* Problem requirements *
Word for word, the records below are to be set down again.

* Supplied data *
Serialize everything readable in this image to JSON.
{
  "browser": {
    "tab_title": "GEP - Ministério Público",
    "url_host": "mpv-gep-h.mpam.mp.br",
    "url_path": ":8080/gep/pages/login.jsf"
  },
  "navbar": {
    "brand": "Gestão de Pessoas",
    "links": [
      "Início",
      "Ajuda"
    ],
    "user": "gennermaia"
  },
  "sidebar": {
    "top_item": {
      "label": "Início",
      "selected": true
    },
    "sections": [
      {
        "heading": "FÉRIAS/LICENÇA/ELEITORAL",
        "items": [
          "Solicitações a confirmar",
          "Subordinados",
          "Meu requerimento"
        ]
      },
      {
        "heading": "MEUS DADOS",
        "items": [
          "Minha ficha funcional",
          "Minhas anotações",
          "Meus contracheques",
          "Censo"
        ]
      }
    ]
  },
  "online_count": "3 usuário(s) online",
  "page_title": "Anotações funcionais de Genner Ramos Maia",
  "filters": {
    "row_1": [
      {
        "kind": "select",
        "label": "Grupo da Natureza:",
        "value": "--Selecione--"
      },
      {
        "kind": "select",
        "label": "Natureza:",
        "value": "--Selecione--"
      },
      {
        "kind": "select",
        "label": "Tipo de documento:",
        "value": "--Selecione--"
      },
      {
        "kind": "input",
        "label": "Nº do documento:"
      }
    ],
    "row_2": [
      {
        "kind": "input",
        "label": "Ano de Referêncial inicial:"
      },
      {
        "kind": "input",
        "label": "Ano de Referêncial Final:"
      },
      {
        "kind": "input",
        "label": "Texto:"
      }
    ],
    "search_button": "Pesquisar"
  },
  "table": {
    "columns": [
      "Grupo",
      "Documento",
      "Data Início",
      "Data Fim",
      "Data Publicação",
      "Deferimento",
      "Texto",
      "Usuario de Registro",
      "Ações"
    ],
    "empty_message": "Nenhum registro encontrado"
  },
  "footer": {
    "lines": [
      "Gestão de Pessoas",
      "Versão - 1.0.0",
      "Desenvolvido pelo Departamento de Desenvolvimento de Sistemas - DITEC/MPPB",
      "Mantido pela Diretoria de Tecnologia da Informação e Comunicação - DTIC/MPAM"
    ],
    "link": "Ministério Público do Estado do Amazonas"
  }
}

* Written solution *
Serialize everything readable in this image to JSON.
{
  "browser": {
    "tab_title": "GEP - Ministério Público",
    "url_host": "mpv-gep-h.mpam.mp.br",
    "url_path": ":8080/gep/pages/login.jsf"
  },
  "navbar": {
    "brand": "Gestão de Pessoas",
    "links": [
      "Início",
      "Ajuda"
    ],
    "user": "gennermaia"
  },
  "sidebar": {
    "top_item": {
      "label": "Início",
      "selected": true
    },
    "sections": [
      {
        "heading": "FÉRIAS/LICENÇA/ELEITORAL",
        "items": [
          "Solicitações a confirmar",
          "Subordinados",
          "Meu requerimento"
        ]
      },
      {
        "heading": "MEUS DADOS",
        "items": [
          "Minha ficha funcional",
          "Minhas anotações",
          "Meus contracheques",
          "Censo"
        ]
      }
    ]
  },
  "online_count": "3 usuário(s) online",
  "page_title": "Anotações funcionais de Genner Ramos Maia",
  "filters": {
    "row_1": [
      {
        "kind": "select",
        "label": "Grupo da Natureza:",
        "value": "--Selecione--"
      },
      {
        "kind": "select",
        "label": "Natureza:",
        "value": "--Selecione--"
      },
      {
        "kind": "select",
        "label": "Tipo de documento:",
        "value": "--Selecione--"
      },
      {
        "kind": "input",
        "label": "Nº do documento:"
      }
    ],
    "row_2": [
      {
        "kind": "input",
        "label": "Ano de Referêncial inicial:"
      },
      {
        "kind": "input",
        "label": "Ano de Referêncial Final:"
      },
      {
        "kind": "input",
        "label": "Texto:"
      }
    ],
    "search_button": "Pesquisar"
  },
  "table": {
    "columns": [
      "Grupo",
      "Documento",
      "Data Início",
      "Data Fim",
      "Data Publicação",
      "Deferimento",
      "Texto",
      "Usuario de Registro",
      "Ações"
    ],
    "empty_message": "Nenhum registro encontrado"
  },
  "footer": {
    "lines": [
      "Gestão de Pessoas",
      "Versão - 1.0.0",
      "Desenvolvido pelo Departamento de Desenvolvimento de Sistemas - DITEC/MPPB",
      "Mantido pela Diretoria de Tecnologia da Informação e Comunicação - DTIC/MPAM"
    ],
    "link": "Ministério Público do Estado do Amazonas"
  }
}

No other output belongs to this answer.